■ **WHAT IS REQUIRED**:
Your reply must consist of the data below, reproduced character for character.

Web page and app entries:
····················
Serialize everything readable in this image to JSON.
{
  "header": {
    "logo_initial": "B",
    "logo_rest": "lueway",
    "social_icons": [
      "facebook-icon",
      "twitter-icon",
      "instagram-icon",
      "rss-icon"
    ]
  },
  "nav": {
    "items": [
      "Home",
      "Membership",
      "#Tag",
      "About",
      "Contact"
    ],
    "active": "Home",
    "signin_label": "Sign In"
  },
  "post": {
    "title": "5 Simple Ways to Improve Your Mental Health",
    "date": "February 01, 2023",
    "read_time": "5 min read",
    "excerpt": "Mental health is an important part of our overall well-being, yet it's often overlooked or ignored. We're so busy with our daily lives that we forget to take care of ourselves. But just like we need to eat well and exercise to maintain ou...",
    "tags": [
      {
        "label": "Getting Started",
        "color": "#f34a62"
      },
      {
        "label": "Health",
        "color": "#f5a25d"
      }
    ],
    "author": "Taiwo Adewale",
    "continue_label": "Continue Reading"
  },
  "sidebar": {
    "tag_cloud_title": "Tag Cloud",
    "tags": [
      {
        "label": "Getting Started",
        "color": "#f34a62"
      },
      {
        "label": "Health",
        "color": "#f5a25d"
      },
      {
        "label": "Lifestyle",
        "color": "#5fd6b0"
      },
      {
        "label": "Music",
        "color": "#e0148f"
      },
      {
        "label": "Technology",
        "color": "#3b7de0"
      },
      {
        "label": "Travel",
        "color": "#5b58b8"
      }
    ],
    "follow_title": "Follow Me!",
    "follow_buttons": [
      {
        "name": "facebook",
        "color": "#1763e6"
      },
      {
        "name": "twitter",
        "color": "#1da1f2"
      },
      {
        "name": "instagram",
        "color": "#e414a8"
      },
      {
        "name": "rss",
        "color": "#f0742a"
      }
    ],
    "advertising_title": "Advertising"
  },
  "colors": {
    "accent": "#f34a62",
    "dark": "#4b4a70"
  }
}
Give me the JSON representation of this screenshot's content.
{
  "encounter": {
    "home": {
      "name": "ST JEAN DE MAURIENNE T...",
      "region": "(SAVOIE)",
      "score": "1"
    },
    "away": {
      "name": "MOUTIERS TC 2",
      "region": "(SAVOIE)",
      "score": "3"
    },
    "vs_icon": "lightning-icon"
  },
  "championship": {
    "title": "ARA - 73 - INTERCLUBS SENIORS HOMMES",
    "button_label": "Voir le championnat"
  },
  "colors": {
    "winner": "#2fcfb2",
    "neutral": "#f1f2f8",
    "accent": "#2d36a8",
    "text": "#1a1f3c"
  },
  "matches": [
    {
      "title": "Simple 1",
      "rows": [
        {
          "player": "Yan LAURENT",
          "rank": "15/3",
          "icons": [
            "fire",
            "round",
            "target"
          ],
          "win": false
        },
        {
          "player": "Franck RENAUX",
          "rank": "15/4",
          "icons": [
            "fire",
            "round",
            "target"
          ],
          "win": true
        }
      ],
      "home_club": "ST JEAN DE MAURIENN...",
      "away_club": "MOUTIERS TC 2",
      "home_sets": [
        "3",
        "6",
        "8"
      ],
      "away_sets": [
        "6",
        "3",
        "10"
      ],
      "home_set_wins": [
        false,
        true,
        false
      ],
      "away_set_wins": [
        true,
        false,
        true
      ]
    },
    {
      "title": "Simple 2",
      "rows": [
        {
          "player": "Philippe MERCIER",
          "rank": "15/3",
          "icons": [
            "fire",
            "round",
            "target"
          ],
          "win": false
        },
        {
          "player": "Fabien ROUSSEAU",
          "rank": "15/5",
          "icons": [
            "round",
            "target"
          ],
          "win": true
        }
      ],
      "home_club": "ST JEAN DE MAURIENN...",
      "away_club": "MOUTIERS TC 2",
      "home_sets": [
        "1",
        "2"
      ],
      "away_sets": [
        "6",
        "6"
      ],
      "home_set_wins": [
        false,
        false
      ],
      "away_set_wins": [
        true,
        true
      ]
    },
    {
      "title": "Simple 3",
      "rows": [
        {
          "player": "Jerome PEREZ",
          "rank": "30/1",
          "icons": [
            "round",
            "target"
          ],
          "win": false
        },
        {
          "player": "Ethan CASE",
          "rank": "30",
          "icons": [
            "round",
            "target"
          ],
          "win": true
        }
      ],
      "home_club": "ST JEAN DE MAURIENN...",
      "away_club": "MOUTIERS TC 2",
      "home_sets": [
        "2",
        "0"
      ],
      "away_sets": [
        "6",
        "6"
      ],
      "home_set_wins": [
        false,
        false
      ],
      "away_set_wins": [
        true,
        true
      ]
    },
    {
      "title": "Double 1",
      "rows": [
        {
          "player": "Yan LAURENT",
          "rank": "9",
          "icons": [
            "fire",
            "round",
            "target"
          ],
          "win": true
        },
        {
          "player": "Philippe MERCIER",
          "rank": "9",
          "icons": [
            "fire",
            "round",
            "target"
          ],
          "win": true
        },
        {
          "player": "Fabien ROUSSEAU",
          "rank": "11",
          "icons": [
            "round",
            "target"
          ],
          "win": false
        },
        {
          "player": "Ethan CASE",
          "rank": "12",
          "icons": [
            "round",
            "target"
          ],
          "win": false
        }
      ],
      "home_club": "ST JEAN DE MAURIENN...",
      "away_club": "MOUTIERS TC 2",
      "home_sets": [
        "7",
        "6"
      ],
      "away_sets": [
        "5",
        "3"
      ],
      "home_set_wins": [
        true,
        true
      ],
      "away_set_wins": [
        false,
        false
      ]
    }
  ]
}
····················
■ **OUTPUT OF THE TASK**:
Serialize everything readable in this image to JSON.
{
  "header": {
    "logo_initial": "B",
    "logo_rest": "lueway",
    "social_icons": [
      "facebook-icon",
      "twitter-icon",
      "instagram-icon",
      "rss-icon"
    ]
  },
  "nav": {
    "items": [
      "Home",
      "Membership",
      "#Tag",
      "About",
      "Contact"
    ],
    "active": "Home",
    "signin_label": "Sign In"
  },
  "post": {
    "title": "5 Simple Ways to Improve Your Mental Health",
    "date": "February 01, 2023",
    "read_time": "5 min read",
    "excerpt": "Mental health is an important part of our overall well-being, yet it's often overlooked or ignored. We're so busy with our daily lives that we forget to take care of ourselves. But just like we need to eat well and exercise to maintain ou...",
    "tags": [
      {
        "label": "Getting Started",
        "color": "#f34a62"
      },
      {
        "label": "Health",
        "color": "#f5a25d"
      }
    ],
    "author": "Taiwo Adewale",
    "continue_label": "Continue Reading"
  },
  "sidebar": {
    "tag_cloud_title": "Tag Cloud",
    "tags": [
      {
        "label": "Getting Started",
        "color": "#f34a62"
      },
      {
        "label": "Health",
        "color": "#f5a25d"
      },
      {
        "label": "Lifestyle",
        "color": "#5fd6b0"
      },
      {
        "label": "Music",
        "color": "#e0148f"
      },
      {
        "label": "Technology",
        "color": "#3b7de0"
      },
      {
        "label": "Travel",
        "color": "#5b58b8"
      }
    ],
    "follow_title": "Follow Me!",
    "follow_buttons": [
      {
        "name": "facebook",
        "color": "#1763e6"
      },
      {
        "name": "twitter",
        "color": "#1da1f2"
      },
      {
        "name": "instagram",
        "color": "#e414a8"
      },
      {
        "name": "rss",
        "color": "#f0742a"
      }
    ],
    "advertising_title": "Advertising"
  },
  "colors": {
    "accent": "#f34a62",
    "dark": "#4b4a70"
  }
}
Give me the JSON representation of this screenshot's content.
{
  "encounter": {
    "home": {
      "name": "ST JEAN DE MAURIENNE T...",
      "region": "(SAVOIE)",
      "score": "1"
    },
    "away": {
      "name": "MOUTIERS TC 2",
      "region": "(SAVOIE)",
      "score": "3"
    },
    "vs_icon": "lightning-icon"
  },
  "championship": {
    "title": "ARA - 73 - INTERCLUBS SENIORS HOMMES",
    "button_label": "Voir le championnat"
  },
  "colors": {
    "winner": "#2fcfb2",
    "neutral": "#f1f2f8",
    "accent": "#2d36a8",
    "text": "#1a1f3c"
  },
  "matches": [
    {
      "title": "Simple 1",
      "rows": [
        {
          "player": "Yan LAURENT",
          "rank": "15/3",
          "icons": [
            "fire",
            "round",
            "target"
          ],
          "win": false
        },
        {
          "player": "Franck RENAUX",
          "rank": "15/4",
          "icons": [
            "fire",
            "round",
            "target"
          ],
          "win": true
        }
      ],
      "home_club": "ST JEAN DE MAURIENN...",
      "away_club": "MOUTIERS TC 2",
      "home_sets": [
        "3",
        "6",
        "8"
      ],
      "away_sets": [
        "6",
        "3",
        "10"
      ],
      "home_set_wins": [
        false,
        true,
        false
      ],
      "away_set_wins": [
        true,
        false,
        true
      ]
    },
    {
      "title": "Simple 2",
      "rows": [
        {
          "player": "Philippe MERCIER",
          "rank": "15/3",
          "icons": [
            "fire",
            "round",
            "target"
          ],
          "win": false
        },
        {
          "player": "Fabien ROUSSEAU",
          "rank": "15/5",
          "icons": [
            "round",
            "target"
          ],
          "win": true
        }
      ],
      "home_club": "ST JEAN DE MAURIENN...",
      "away_club": "MOUTIERS TC 2",
      "home_sets": [
        "1",
        "2"
      ],
      "away_sets": [
        "6",
        "6"
      ],
      "home_set_wins": [
        false,
        false
      ],
      "away_set_wins": [
        true,
        true
      ]
    },
    {
      "title": "Simple 3",
      "rows": [
        {
          "player": "Jerome PEREZ",
          "rank": "30/1",
          "icons": [
            "round",
            "target"
          ],
          "win": false
        },
        {
          "player": "Ethan CASE",
          "rank": "30",
          "icons": [
            "round",
            "target"
          ],
          "win": true
        }
      ],
      "home_club": "ST JEAN DE MAURIENN...",
      "away_club": "MOUTIERS TC 2",
      "home_sets": [
        "2",
        "0"
      ],
      "away_sets": [
        "6",
        "6"
      ],
      "home_set_wins": [
        false,
        false
      ],
      "away_set_wins": [
        true,
        true
      ]
    },
    {
      "title": "Double 1",
      "rows": [
        {
          "player": "Yan LAURENT",
          "rank": "9",
          "icons": [
            "fire",
            "round",
            "target"
          ],
          "win": true
        },
        {
          "player": "Philippe MERCIER",
          "rank": "9",
          "icons": [
            "fire",
            "round",
            "target"
          ],
          "win": true
        },
        {
          "player": "Fabien ROUSSEAU",
          "rank": "11",
          "icons": [
            "round",
            "target"
          ],
          "win": false
        },
        {
          "player": "Ethan CASE",
          "rank": "12",
          "icons": [
            "round",
            "target"
          ],
          "win": false
        }
      ],
      "home_club": "ST JEAN DE MAURIENN...",
      "away_club": "MOUTIERS TC 2",
      "home_sets": [
        "7",
        "6"
      ],
      "away_sets": [
        "5",
        "3"
      ],
      "home_set_wins": [
        true,
        true
      ],
      "away_set_wins": [
        false,
        false
      ]
    }
  ]
}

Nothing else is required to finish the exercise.